Augsburg boasts of one of the first water management systems installed since Roman Antiquity. Built int he 13th century, it is now listed as World Heritage
The Water Management System of Augsburg is a sustainable system of water management developed since the Middle Ages. Mentioned for the first time in 1276, water was canalised in the Lochbach and brought into the city to provide water for the mills, tanneries, textile workshops, and goldsmiths. Since 1346 water came from the Hochablass. Later, in the 15thcentury, water-power was used in domestic hydraulic systems. By 1545 water for drinking and crafts were kept strictly separate. This medieval system was intact until the end of the 19thcentury, when new waterworks including a turbine and pumping station was introduced. At this point, at new canal was dug along the Lech, to the north of Augsburg.

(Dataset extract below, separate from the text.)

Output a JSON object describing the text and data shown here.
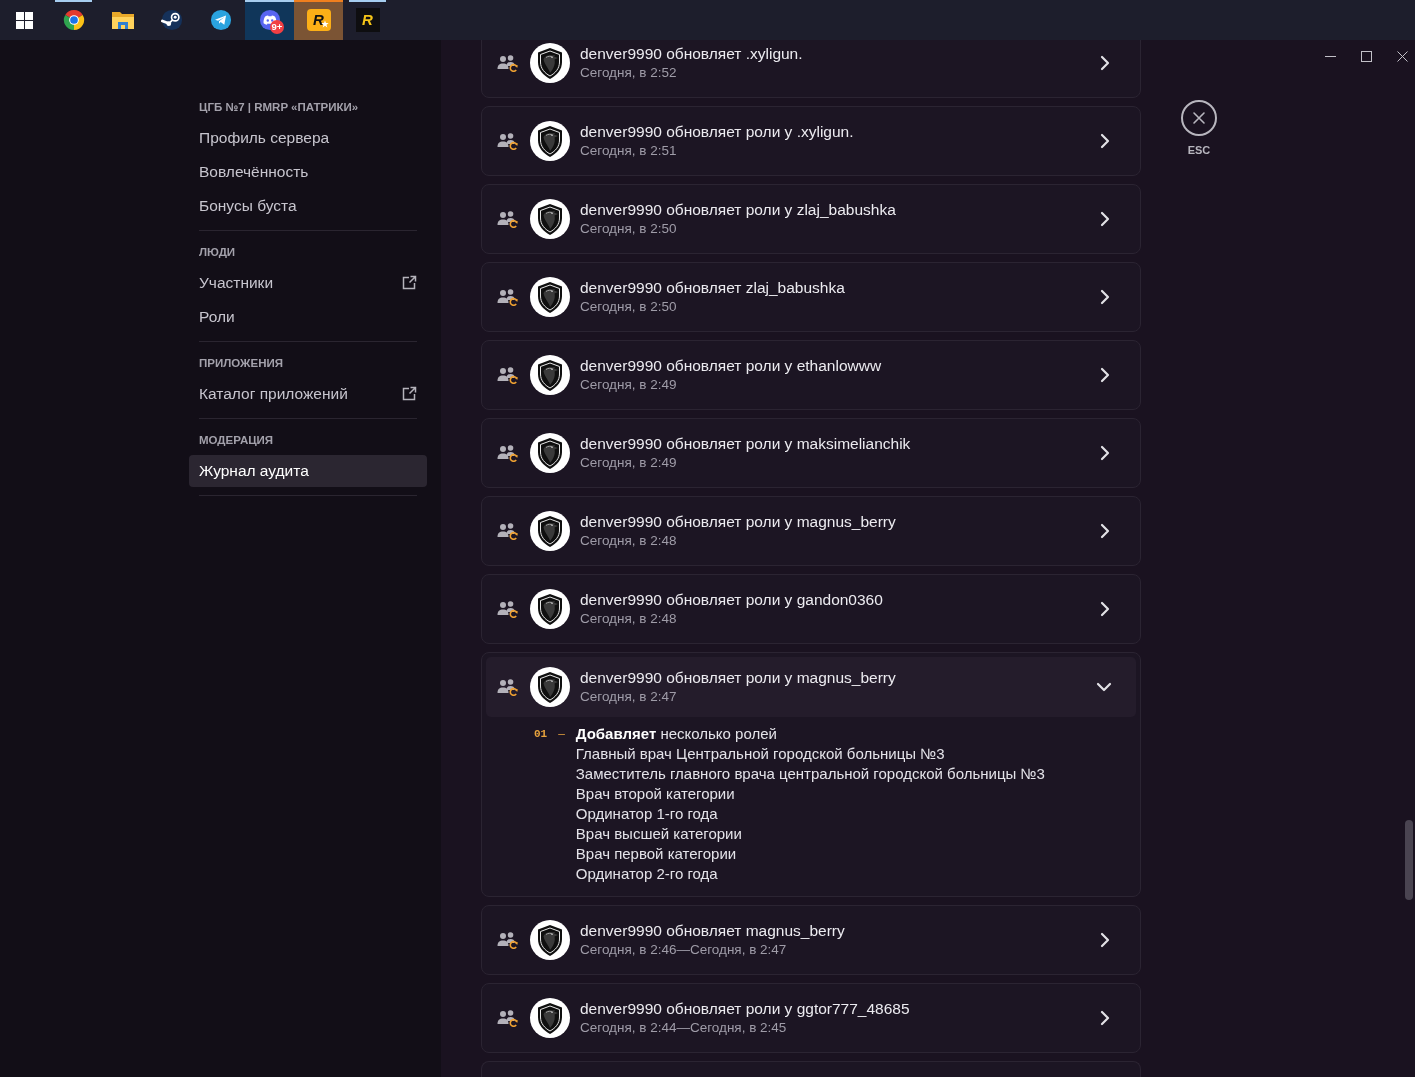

The Water management System in Augsburg is an exceptional preserved structure based on a series of canals, water courses, waterworks, hydro-technical structures, fountains and a water-cooled meat cutting hall.
Today, the system consists of
- The original canals dated to the end of the 13thcentury. These canals are still in use. The canal dug in 1879 – the Eiskanal – has ben turned into a canoe course.
- The domestic waterworks, developed between 15thand 19thcentury. Drinking water was lifted to expansion basins on the top of the city towers – Rotes Tor, Unterer Brunneturm, Vogeltor and the Lower waterworks.
- The Hochablass weir with its water engeneering structures
- Three monumental fountains – the Augustus Fountain (1594), the Mercury Fountain (1599) and the Hercules Fountain (1602)
- A water-cooled butcher’s hall from the early 17thcentury
- Hydraulic power-stations from the 19thcentury
The nominated property covers an area of 112 ha and are bordered by the limits of the canal system; to the south, the Stadtwald, to the east, the Lech River, to the west, the Wertach River, and in the north, the Lechkanal.